Background: Breast cancer incidence in Taiwan is continuous rising to the leading cancer incidence rate in women according to cancer registry. We hypothesize hormone replacement therapy (HRT) or mammography screening affect the breast cancer incidence.
Objectives: 1) To determine whether a similar decline of HRT use and breast incidence occurred in Taiwan. 2) To compare frequency and dose of use HRT with breast cancer incidence. 3) To compare change of mammography rates in different age groups and period of time with breast cancer incidence and mortality.
Methods: Breast cancer incidence in most industry countries declines as HRT use drops. This study analyzed national health insurance data from 2000-2008. Women aged above 40 years who was diagnosis postmenopausal or osteopenic were extracted from database for analysis. This research looked at information from prescriptions for HRT, mammography rates and breast cancer incidence and mortality rates. Approximately 82,478 postmenopausal or osteopenic women were included in this analysis. Odd ratios were derived from nested case control estimation to compare with HRT use, total dose and total duration of HRT. Mammography rates in different age groups and different period of year were compared by using national health insurance data.
Results: We found that a reduced frequency of use of HRT was reflected in the decrease in dispensed HRT prescriptions after 2002 announced be the Women Health Initiative (WHI) in Taiwan. The largest drop in use of HRT occurred between 2002 and 2003 and continuous drop is noted during our study period. Compared with never users, estrogen and progestin users were with higher risk of breast cancer (OR: 1.58, 95% CI 1.16-2.14, p<0.003) and higher among current users of estrogen only (OR: 1.48, 95% CI 1.13-1.93, p<0.004). The HRT use, total dose of HRT and duration of HRT all showed dose-response effects (OR: 2.42 for HRT use more than 30 times; OR: 3.59 for total use of HRT for more than 3 years; OR: 3.18 for duration of use HRT). They are all statistical significant (p<0.001). Compared with mammography rates with different period of time, the study found that nearly 40% rise in breast cancer rates coincided with the 50% increase in mammography rates between 2000 and 2008. The breast cancer incidence increased following by mammography rates inclined, particular in aged 40 to 59 years group during 2001 to 2005 and 2006 to 2010. Breast cancer incidence rates began to increase dramatically in 2006 to 2010 among women aged 40-49 years. Compared with total mortality to incidence ratio [1-(M/I)] (proxy site-specific cancer survival), the survival ratio increased from 74.7% (2000) to 81.3% (2008).
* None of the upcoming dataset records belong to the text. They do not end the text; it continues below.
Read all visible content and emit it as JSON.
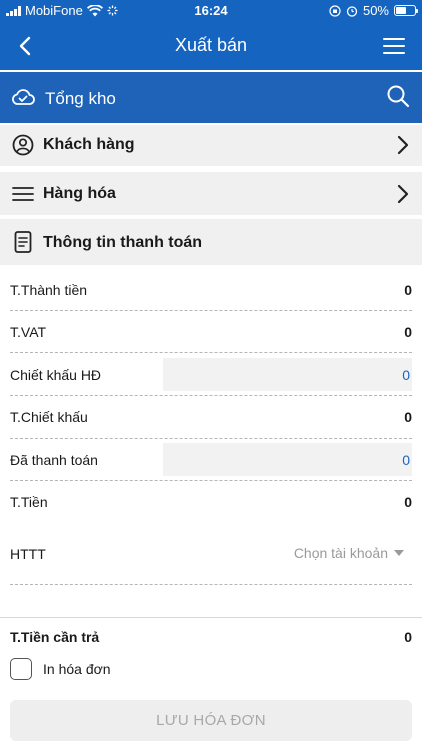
{
  "status_bar": {
    "carrier": "MobiFone",
    "time": "16:24",
    "battery_percent": "50%",
    "battery_level": 0.5
  },
  "header": {
    "title": "Xuất bán"
  },
  "warehouse": {
    "label": "Tổng kho"
  },
  "sections": {
    "customer": "Khách hàng",
    "goods": "Hàng hóa",
    "payment_info": "Thông tin thanh toán"
  },
  "payment": {
    "rows": [
      {
        "label": "T.Thành tiền",
        "value": "0"
      },
      {
        "label": "T.VAT",
        "value": "0"
      },
      {
        "label": "Chiết khấu HĐ",
        "value": "0"
      },
      {
        "label": "T.Chiết khấu",
        "value": "0"
      },
      {
        "label": "Đã thanh toán",
        "value": "0"
      },
      {
        "label": "T.Tiền",
        "value": "0"
      }
    ],
    "httt_label": "HTTT",
    "httt_placeholder": "Chọn tài khoản",
    "total_due_label": "T.Tiền cần trả",
    "total_due_value": "0"
  },
  "print_invoice": {
    "label": "In hóa đơn",
    "checked": false
  },
  "save_button": "LƯU HÓA ĐƠN",
  "colors": {
    "primary": "#1565c0",
    "warehouse_bar": "#1e63b8",
    "section_bg": "#f0f0f0",
    "link_value": "#1565c0"
  }
}
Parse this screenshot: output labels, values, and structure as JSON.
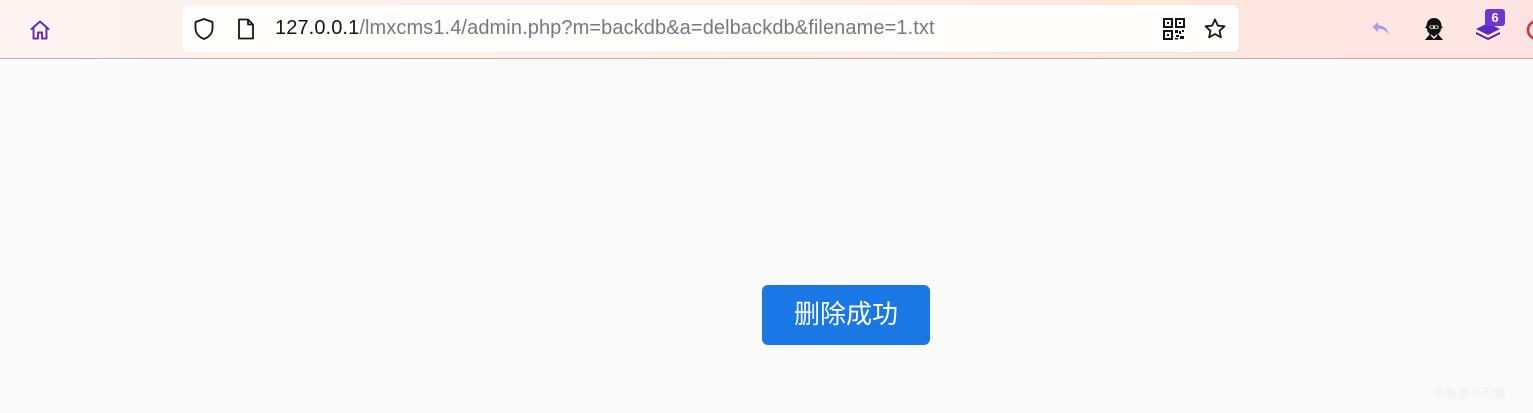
{
  "browser": {
    "url_host": "127.0.0.1",
    "url_path": "/lmxcms1.4/admin.php?m=backdb&a=delbackdb&filename=1.txt",
    "extensions_badge": "6",
    "icons": {
      "home": "home-icon",
      "shield": "tracking-shield-icon",
      "page": "page-info-icon",
      "qr": "qr-code-icon",
      "bookmark": "bookmark-star-icon",
      "undo": "undo-arrow-icon",
      "spy": "spy-extension-icon",
      "stack": "stack-extension-icon"
    },
    "colors": {
      "accent": "#6a38d4",
      "toast_bg": "#1a78e4"
    }
  },
  "page": {
    "message": "删除成功",
    "watermark": "头条@小天锁"
  }
}
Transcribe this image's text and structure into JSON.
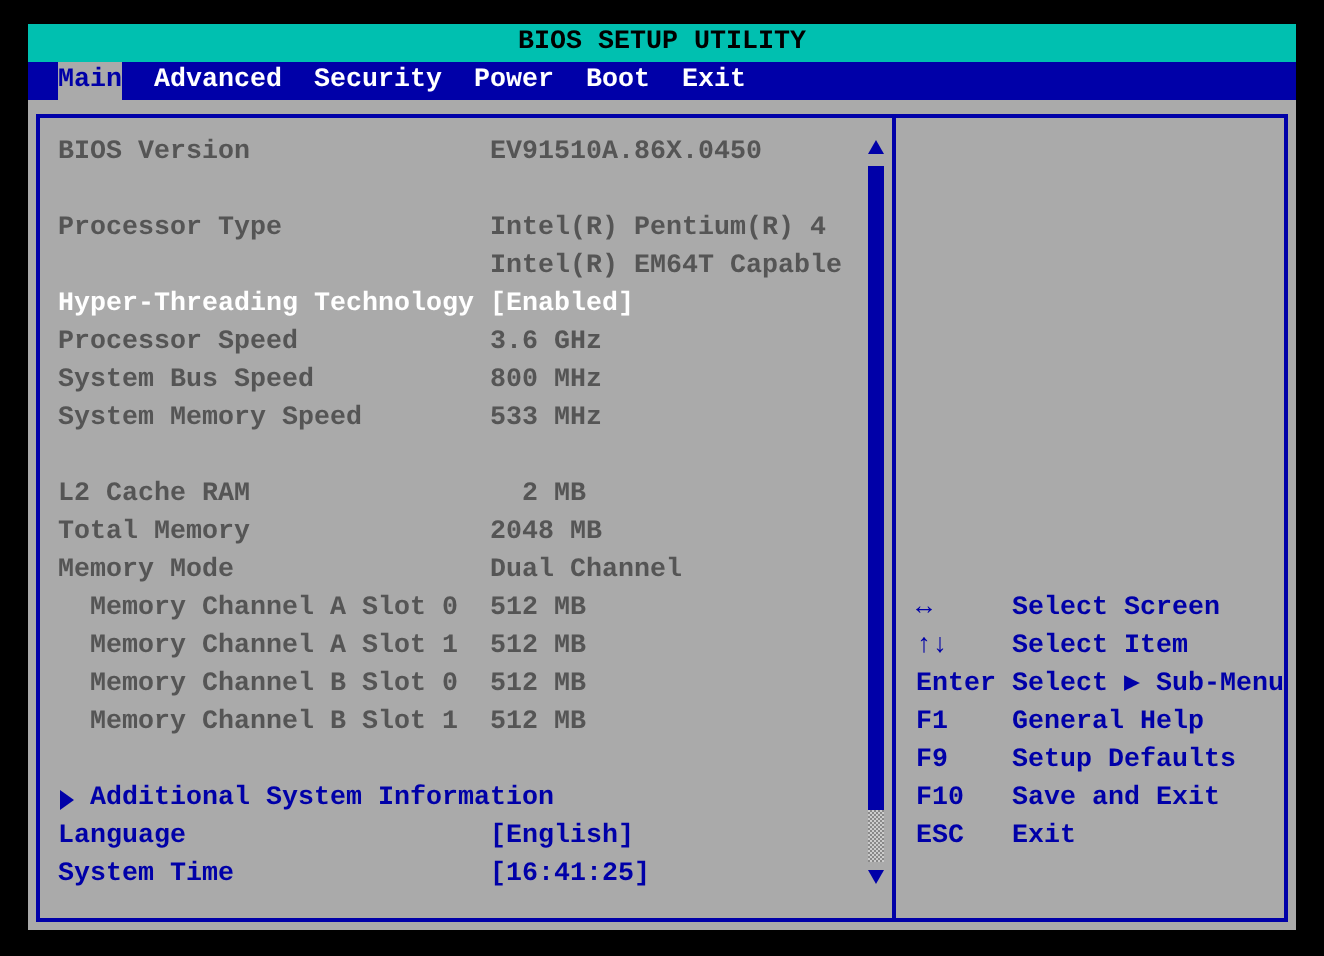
{
  "title": "BIOS SETUP UTILITY",
  "tabs": [
    {
      "label": "Main",
      "selected": true
    },
    {
      "label": "Advanced",
      "selected": false
    },
    {
      "label": "Security",
      "selected": false
    },
    {
      "label": "Power",
      "selected": false
    },
    {
      "label": "Boot",
      "selected": false
    },
    {
      "label": "Exit",
      "selected": false
    }
  ],
  "sections": [
    [
      {
        "kind": "info",
        "label": "BIOS Version",
        "values": [
          "EV91510A.86X.0450"
        ],
        "selected": false
      }
    ],
    [
      {
        "kind": "info",
        "label": "Processor Type",
        "values": [
          "Intel(R) Pentium(R) 4",
          "Intel(R) EM64T Capable"
        ],
        "selected": false
      },
      {
        "kind": "option",
        "label": "Hyper-Threading Technology",
        "values": [
          "[Enabled]"
        ],
        "selected": true
      },
      {
        "kind": "info",
        "label": "Processor Speed",
        "values": [
          "3.6 GHz"
        ],
        "selected": false
      },
      {
        "kind": "info",
        "label": "System Bus Speed",
        "values": [
          "800 MHz"
        ],
        "selected": false
      },
      {
        "kind": "info",
        "label": "System Memory Speed",
        "values": [
          "533 MHz"
        ],
        "selected": false
      }
    ],
    [
      {
        "kind": "info",
        "label": "L2 Cache RAM",
        "values": [
          "  2 MB"
        ],
        "selected": false
      },
      {
        "kind": "info",
        "label": "Total Memory",
        "values": [
          "2048 MB"
        ],
        "selected": false
      },
      {
        "kind": "info",
        "label": "Memory Mode",
        "values": [
          "Dual Channel"
        ],
        "selected": false
      },
      {
        "kind": "sub",
        "label": "Memory Channel A Slot 0",
        "values": [
          "512 MB"
        ],
        "selected": false
      },
      {
        "kind": "sub",
        "label": "Memory Channel A Slot 1",
        "values": [
          "512 MB"
        ],
        "selected": false
      },
      {
        "kind": "sub",
        "label": "Memory Channel B Slot 0",
        "values": [
          "512 MB"
        ],
        "selected": false
      },
      {
        "kind": "sub",
        "label": "Memory Channel B Slot 1",
        "values": [
          "512 MB"
        ],
        "selected": false
      }
    ],
    [
      {
        "kind": "submenu",
        "label": "Additional System Information",
        "selected": false
      },
      {
        "kind": "option",
        "label": "Language",
        "values": [
          "[English]"
        ],
        "selected": false
      },
      {
        "kind": "option",
        "label": "System Time",
        "values": [
          "[16:41:25]"
        ],
        "selected": false
      }
    ]
  ],
  "help": [
    {
      "key": "↔",
      "action": "Select Screen"
    },
    {
      "key": "↑↓",
      "action": "Select Item"
    },
    {
      "key": "Enter",
      "action": "Select ▶ Sub-Menu"
    },
    {
      "key": "F1",
      "action": "General Help"
    },
    {
      "key": "F9",
      "action": "Setup Defaults"
    },
    {
      "key": "F10",
      "action": "Save and Exit"
    },
    {
      "key": "ESC",
      "action": "Exit"
    }
  ]
}
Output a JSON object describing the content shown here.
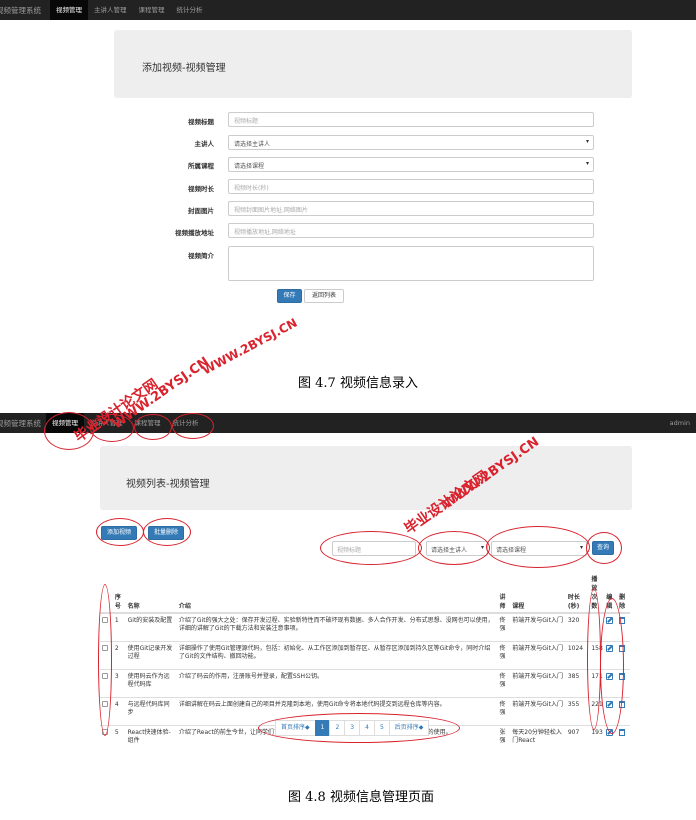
{
  "nav1": {
    "brand": "视频管理系统",
    "items": [
      "视频管理",
      "主讲人管理",
      "课程管理",
      "统计分析"
    ]
  },
  "form": {
    "title": "添加视频-视频管理",
    "fields": [
      {
        "label": "视频标题",
        "placeholder": "视频标题"
      },
      {
        "label": "主讲人",
        "value": "请选择主讲人"
      },
      {
        "label": "所属课程",
        "value": "请选择课程"
      },
      {
        "label": "视频时长",
        "placeholder": "视频时长(秒)"
      },
      {
        "label": "封面图片",
        "placeholder": "视频封面图片地址,网络图片"
      },
      {
        "label": "视频播放地址",
        "placeholder": "视频播放地址,网络地址"
      },
      {
        "label": "视频简介",
        "placeholder": ""
      }
    ],
    "save_label": "保存",
    "back_label": "返回列表"
  },
  "caption1": "图 4.7 视频信息录入",
  "nav2": {
    "brand": "视频管理系统",
    "items": [
      "视频管理",
      "主讲人管理",
      "课程管理",
      "统计分析"
    ],
    "user": "admin"
  },
  "list": {
    "title": "视频列表-视频管理",
    "add_label": "添加视频",
    "batch_delete_label": "批量删除",
    "search_placeholder": "视频标题",
    "speaker_select": "请选择主讲人",
    "course_select": "请选择课程",
    "query_label": "查询",
    "headers": {
      "index": "序号",
      "name": "名称",
      "intro": "介绍",
      "speaker": "讲师",
      "course": "课程",
      "duration": "时长(秒)",
      "plays": "播放次数",
      "edit": "编辑",
      "delete": "删除"
    },
    "rows": [
      {
        "index": "1",
        "name": "Git的安装及配置",
        "intro": "介绍了Git的强大之处：保存开发过程、实验新特性而不破坏现有数据、多人合作开发、分布式思想、没网也可以使用，详细的讲解了Git的下载方法和安装注意事项。",
        "speaker": "佟强",
        "course": "前端开发与Git入门",
        "duration": "320",
        "plays": ""
      },
      {
        "index": "2",
        "name": "使用Git记录开发过程",
        "intro": "详细操作了使用Git管理源代码，包括：初始化、从工作区添加到暂存区、从暂存区添加到持久区等Git命令，同时介绍了Git的文件结构、撤回功能。",
        "speaker": "佟强",
        "course": "前端开发与Git入门",
        "duration": "1024",
        "plays": "158"
      },
      {
        "index": "3",
        "name": "使用码云作为远程代码库",
        "intro": "介绍了码云的作用，注册账号并登录，配置SSH公钥。",
        "speaker": "佟强",
        "course": "前端开发与Git入门",
        "duration": "385",
        "plays": "171"
      },
      {
        "index": "4",
        "name": "与远程代码库同步",
        "intro": "详细讲解在码云上面创建自己的项目并克隆到本地，使用Git命令将本地代码提交到远程仓库等内容。",
        "speaker": "佟强",
        "course": "前端开发与Git入门",
        "duration": "355",
        "plays": "221"
      },
      {
        "index": "5",
        "name": "React快速体验-组件",
        "intro": "介绍了React的前生今世，让同学们了解库文件下载和整体的React项目结构及React库最简单的使用。",
        "speaker": "张强",
        "course": "每天20分钟轻松入门React",
        "duration": "907",
        "plays": "193"
      }
    ]
  },
  "pagination": {
    "prev": "首页排序◆",
    "pages": [
      "1",
      "2",
      "3",
      "4",
      "5"
    ],
    "next": "后页排序◆"
  },
  "caption2": "图 4.8 视频信息管理页面",
  "watermarks": {
    "text_cn": "毕业设计论文网",
    "text_url": "WWW.2BYSJ.CN"
  },
  "colors": {
    "primary": "#337ab7",
    "navbar": "#222222",
    "annotation_red": "#d9232e"
  }
}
Conclusion: The breast cancer risk was elevated with the use of combined HRT. In Taiwan, breast cancer incidence rates continuous increase among aged 40-59 years, which is likely explained by the promotion of mammography for government breast cancer screening programs from 2003. Mortality to incidence ratio in Taiwan did show some improvement, but still limit. Some argue that the plasticizers - DEHA, DBP, BBP, DEHP, DOP - as estrogen-like substances is the cause which was discovered widely used for food packaging and illegally add into food drink in Taiwan food industry may disturb the endocrine system. Further long-term surveillance studies of time trend and spatial patterns between breast cancer incidence rate and screening rates can help reconcile the potential population-level association of these two factors.
Citation Format: Eng-Mei Tsai, Po-Huang Chiang, Yen-Chen Chang. Does hormone replacement therapy or mammography screening affect breast cancer incidence rates in Taiwan? A nationwide cohort study. [abstract]. In: Proceedings of the Eleventh Annual AACR International Conference on Frontiers in Cancer Prevention Research; 2012 Oct 16-19; Anaheim, CA. Philadelphia (PA): AACR; Cancer Prev Res 2012;5(11 Suppl):Abstract nr B71.